This has been jointly developed by researchers from Lovely Professional University (LPU Jalandhar) and IISER Mohali, which uses algae-based room air purifier.
Why algae? Algae conduct photosynthesis using sunshine, water and carbon dioxide and produce oxygen making the air more breathable.
“Though algae photosynthesise, but some release toxins. So, tests were conducted for their selection. Unlike the existing air purifiers in the market, we do not have any chemical component. Also, our prototype increases the levels of oxygen as well,” said Dr Sunil A Patil, assistant professor, IISER, Mohali.
The work on developing the prototype has been conducted by Anant Kumar Rajput and Deepak Deb, both BTech III-year students at LPU, and Ravineet Yadav, PhD scholar from IISER Mohali. They were guided by division of startup, LPU and Dr Sunil A Patil, assistant professor, IISER, Mohali.
How did the idea come up? The students got inspiration to build an algae-based air purifier from the ongoing space research to produce oxygen in space through algae.
“The team has developed a working prototype of the product and will start conducting trials very soon. A patent has been filed. The products, OX-C and its higher version OX- C 2.0 are expected to be commercialized by September 2020 and will cost about Rs 18,000 and Rs 25,000, respectively,” said Yadav.
The concept of algae-based purifier is well known, and many researchers are working on this, but none have got it into the market due to some challenges and designing.
“The growth of algae needs to be regulated according to the levels of the toxic gases. If the levels are high, the algae grows till a certain stage. It also cannot be allowed to form colonies. This has been designed by us,” said Yadav.
He said, “Now the next version is almost ready called OX-C 2.0. This will be cloud-based, and sensors will be fitted on to the purifier so that there is real-time air quality monitoring and the algae can be adjusted accordingly. We will later have notifications on using applications when the levels of pollutant gases rise.”

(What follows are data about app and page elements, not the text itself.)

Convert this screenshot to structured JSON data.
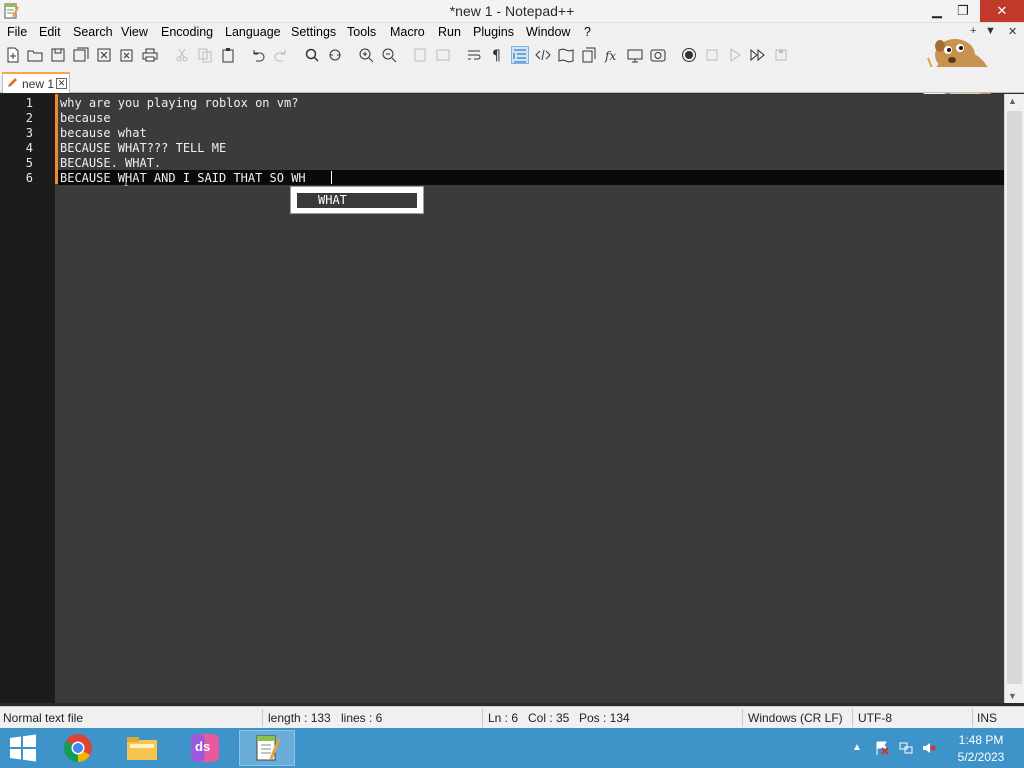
{
  "window": {
    "title": "*new 1 - Notepad++"
  },
  "menu": [
    "File",
    "Edit",
    "Search",
    "View",
    "Encoding",
    "Language",
    "Settings",
    "Tools",
    "Macro",
    "Run",
    "Plugins",
    "Window",
    "?"
  ],
  "menu_right": {
    "plus": "+",
    "down": "▼",
    "close": "✕"
  },
  "tab": {
    "label": "new 1"
  },
  "editor": {
    "line_numbers": [
      "1",
      "2",
      "3",
      "4",
      "5",
      "6"
    ],
    "lines": [
      "why are you playing roblox on vm?",
      "because",
      "because what",
      "BECAUSE WHAT??? TELL ME",
      "BECAUSE. WHAT.",
      "BECAUSE WHAT AND I SAID THAT SO WH"
    ]
  },
  "autocomplete": {
    "items": [
      "WHAT"
    ]
  },
  "status": {
    "file_type": "Normal text file",
    "length": "length : 133",
    "lines": "lines : 6",
    "ln": "Ln : 6",
    "col": "Col : 35",
    "pos": "Pos : 134",
    "eol": "Windows (CR LF)",
    "encoding": "UTF-8",
    "mode": "INS"
  },
  "taskbar": {
    "apps": [
      "chrome-icon",
      "file-explorer-icon",
      "ds-app-icon",
      "notepadpp-icon"
    ],
    "ds_label": "ds",
    "time": "1:48 PM",
    "date": "5/2/2023"
  },
  "colors": {
    "accent_orange": "#f18a2a",
    "taskbar": "#3e93c8",
    "close_red": "#c0392b"
  }
}
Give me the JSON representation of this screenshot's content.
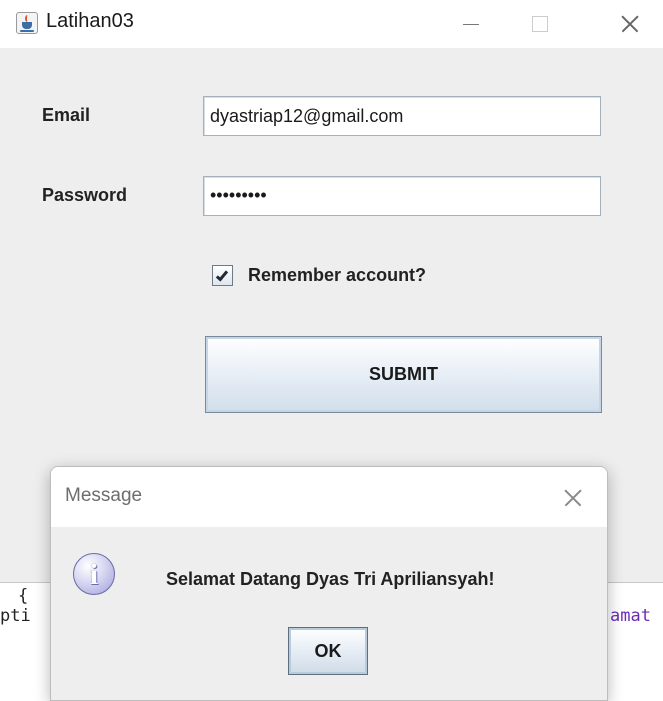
{
  "window": {
    "title": "Latihan03",
    "icon": "java-cup-icon"
  },
  "form": {
    "email_label": "Email",
    "email_value": "dyastriap12@gmail.com",
    "password_label": "Password",
    "password_mask": "•••••••••",
    "remember_checked": true,
    "remember_label": "Remember account?",
    "submit_label": "SUBMIT"
  },
  "background_code": {
    "line1": "{",
    "line2_left": "pti",
    "line2_right": "amat"
  },
  "dialog": {
    "title": "Message",
    "icon": "info-icon",
    "icon_glyph": "i",
    "message": "Selamat Datang Dyas Tri Apriliansyah!",
    "ok_label": "OK"
  }
}
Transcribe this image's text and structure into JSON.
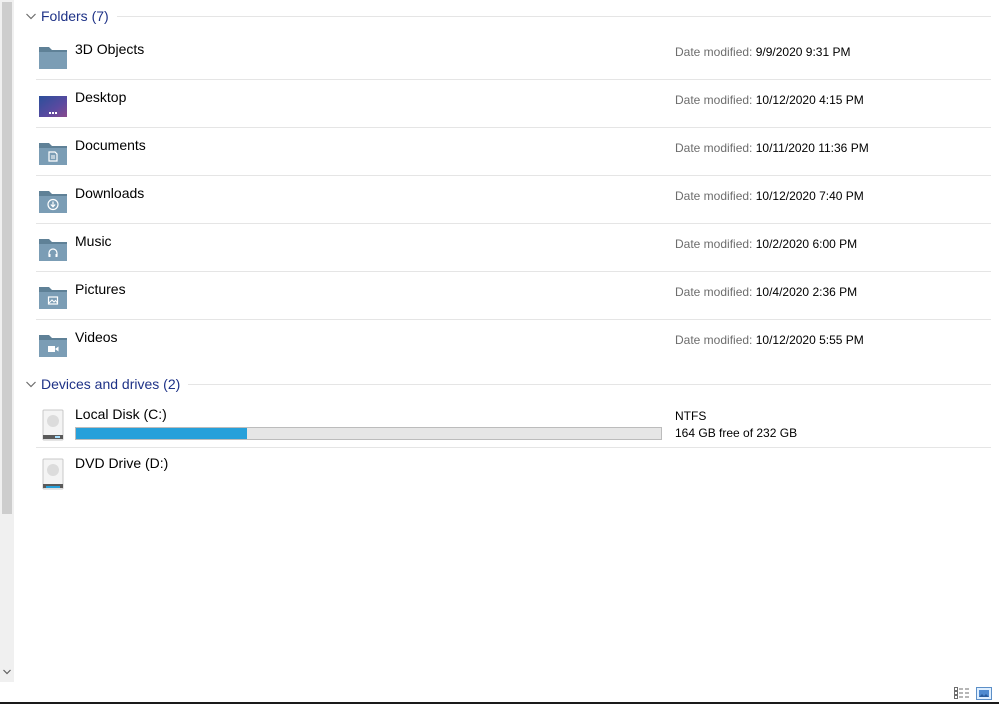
{
  "colors": {
    "group_title": "#1e3287",
    "progress_fill": "#26a0da",
    "folder": "#7b9db5",
    "folder_dark": "#5f8197"
  },
  "folders_group": {
    "title": "Folders (7)",
    "items": [
      {
        "name": "3D Objects",
        "icon": "3d-objects-folder-icon",
        "date_label": "Date modified:",
        "date": "9/9/2020 9:31 PM"
      },
      {
        "name": "Desktop",
        "icon": "desktop-folder-icon",
        "date_label": "Date modified:",
        "date": "10/12/2020 4:15 PM"
      },
      {
        "name": "Documents",
        "icon": "documents-folder-icon",
        "date_label": "Date modified:",
        "date": "10/11/2020 11:36 PM"
      },
      {
        "name": "Downloads",
        "icon": "downloads-folder-icon",
        "date_label": "Date modified:",
        "date": "10/12/2020 7:40 PM"
      },
      {
        "name": "Music",
        "icon": "music-folder-icon",
        "date_label": "Date modified:",
        "date": "10/2/2020 6:00 PM"
      },
      {
        "name": "Pictures",
        "icon": "pictures-folder-icon",
        "date_label": "Date modified:",
        "date": "10/4/2020 2:36 PM"
      },
      {
        "name": "Videos",
        "icon": "videos-folder-icon",
        "date_label": "Date modified:",
        "date": "10/12/2020 5:55 PM"
      }
    ]
  },
  "drives_group": {
    "title": "Devices and drives (2)",
    "drives": [
      {
        "name": "Local Disk (C:)",
        "icon": "hard-disk-icon",
        "filesystem": "NTFS",
        "free_text": "164 GB free of 232 GB",
        "used_fraction": 0.293
      },
      {
        "name": "DVD Drive (D:)",
        "icon": "dvd-drive-icon"
      }
    ]
  },
  "statusbar": {
    "details_view_icon": "details-view-icon",
    "large_icons_view_icon": "large-icons-view-icon"
  }
}
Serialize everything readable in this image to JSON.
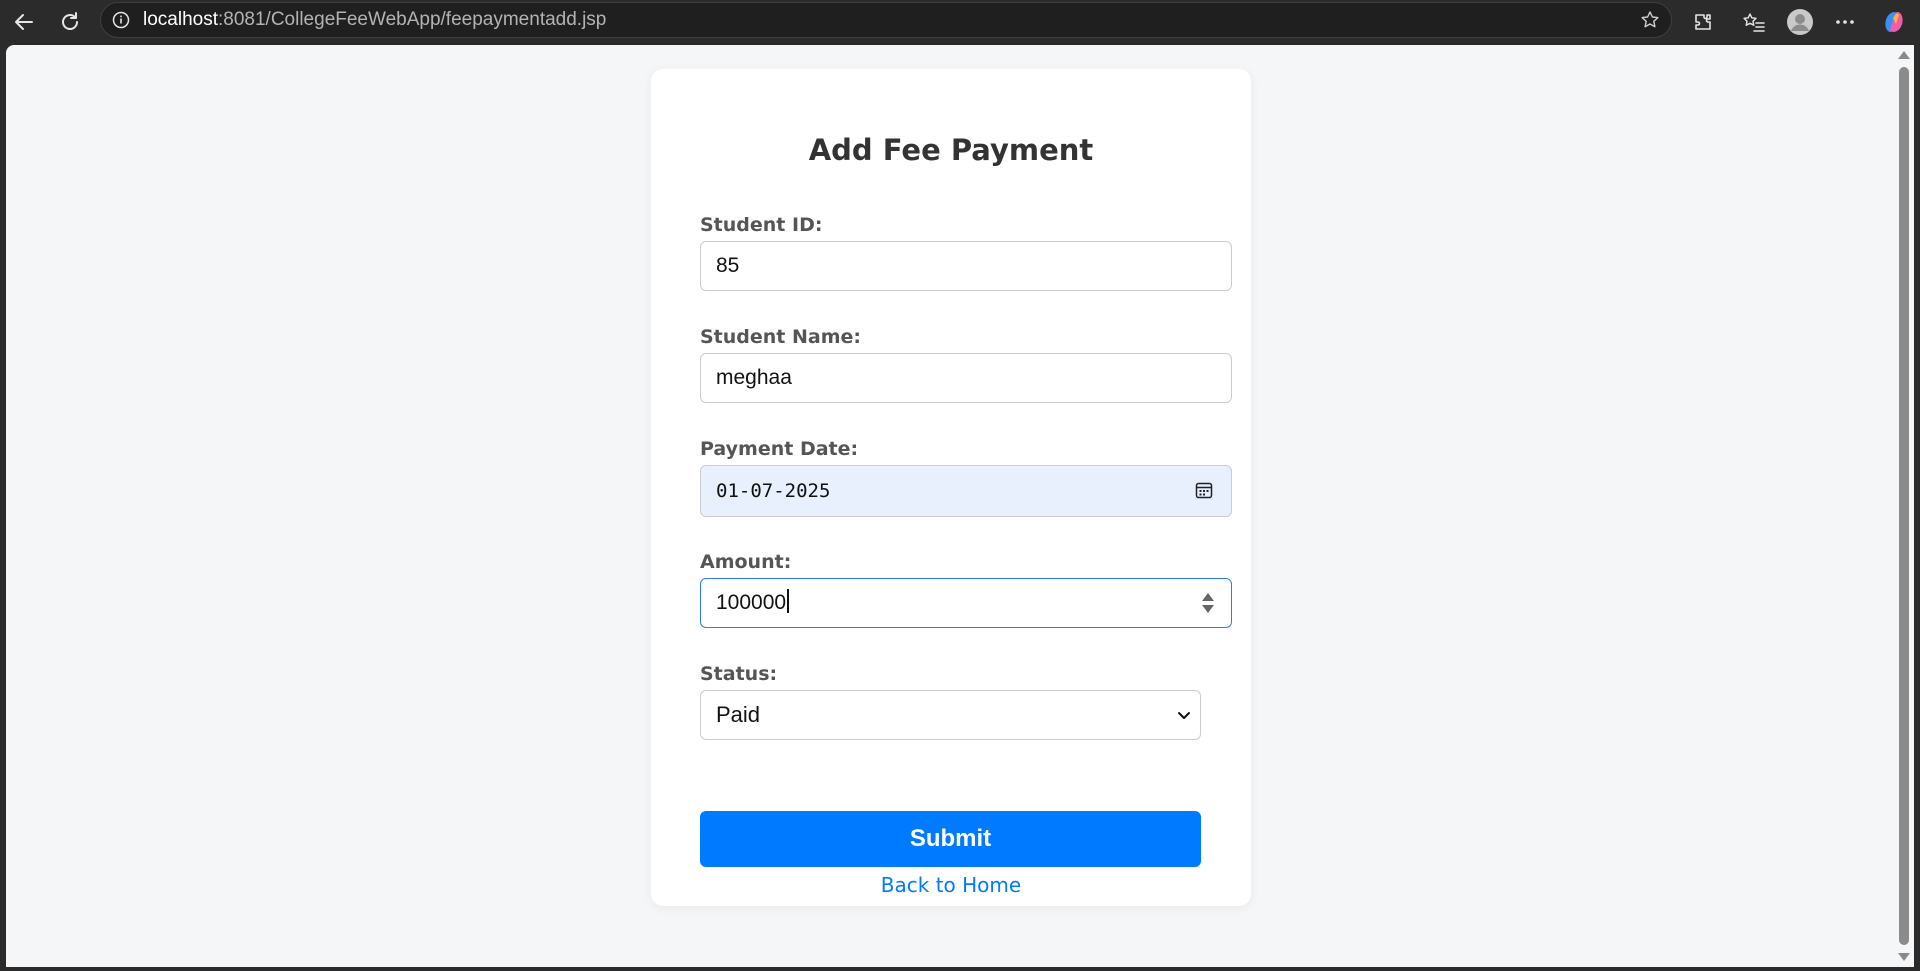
{
  "browser": {
    "url_host": "localhost",
    "url_path": ":8081/CollegeFeeWebApp/feepaymentadd.jsp"
  },
  "form": {
    "title": "Add Fee Payment",
    "student_id": {
      "label": "Student ID:",
      "value": "85"
    },
    "student_name": {
      "label": "Student Name:",
      "value": "meghaa"
    },
    "payment_date": {
      "label": "Payment Date:",
      "value": "01-07-2025"
    },
    "amount": {
      "label": "Amount:",
      "value": "100000"
    },
    "status": {
      "label": "Status:",
      "value": "Paid"
    },
    "submit_label": "Submit",
    "back_link": "Back to Home"
  },
  "colors": {
    "primary": "#007bff",
    "page_bg": "#f4f6f8",
    "date_field_bg": "#e8f0fe"
  }
}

The researchers will conduct field trials for usage in schools and offices.